The proof-of-concept involved installation of HD cameras on a virtual private network connected to Telia’s data center in Helsinki. Amazon’s SageMaker cloud ML (Machine Learning) platform was used to build, train and deploy a model to recognize and track pallets.

AAA picks T-Mobile US for 5G and IoT roadside assistance

The AAA (formerly American Automobile Association) has chosen T-Mobile US as exclusive partner for communicating with technicians and vehicles across the country. T-Mobile will provide 5G smartphones and IoT telematics equipment for AAA-owned roadside assistance fleets, having already issued “thousands” of 5G handsets to AAA technicians, according to the operator.
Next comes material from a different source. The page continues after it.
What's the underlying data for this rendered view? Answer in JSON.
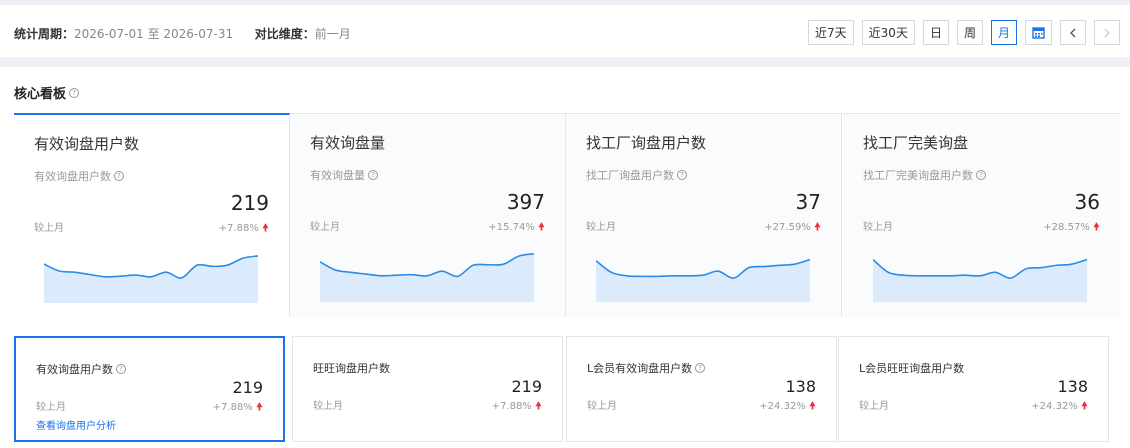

AAA has around 63 million members and takes about 30 million calls a year for roadside assistance. T-Mobile is supplying in-vehicle tablets to give roadside assistance technicians access to applications and utilities, including integrated maps for wayfinding and location detection of members calling for help.

The tablets will also enable voice applications for dispatch and communications, while T-Mobile will supply IoT fleet equipment from telematics hardware supplier Geotab connected on its LTE-M network. The latter will furnish “actionable data and reports” on driver behavior, route optimization, fuel economy, vehicle health, diagnostics, and maintenance.


EU campaign to repair rather than replace smartphones and tablets

The European Commission (EC), executive body of the EU, has elaborated on moves requiring suppliers to repair rather than replace smartphones and tablets sold within the bloc. This will include a provision that manufacturers must offer fixes for up to ten years, even if in practice it will rarely be for that long given technological obsolescence.

Also, the EC has agreed in its 30-page document setting out reasons and objectives for the proposal that devices can be replaced whenever that is cheaper than repair. The main objective is to ensure that devices are repaired more frequently during their legal guarantee period, rather than being replaced with a new model just because that appears more convenient.

Other proposals include a requirement to inform consumers which products fall under the scheme, and possibly a European standard to help identify repairers that qualify on grounds of quality.

Some manufacturers, including Samsung and Apple, as well as a few operators like Vodafone, have pre-empted such measures by starting to offer repairs when this does appear cost effective.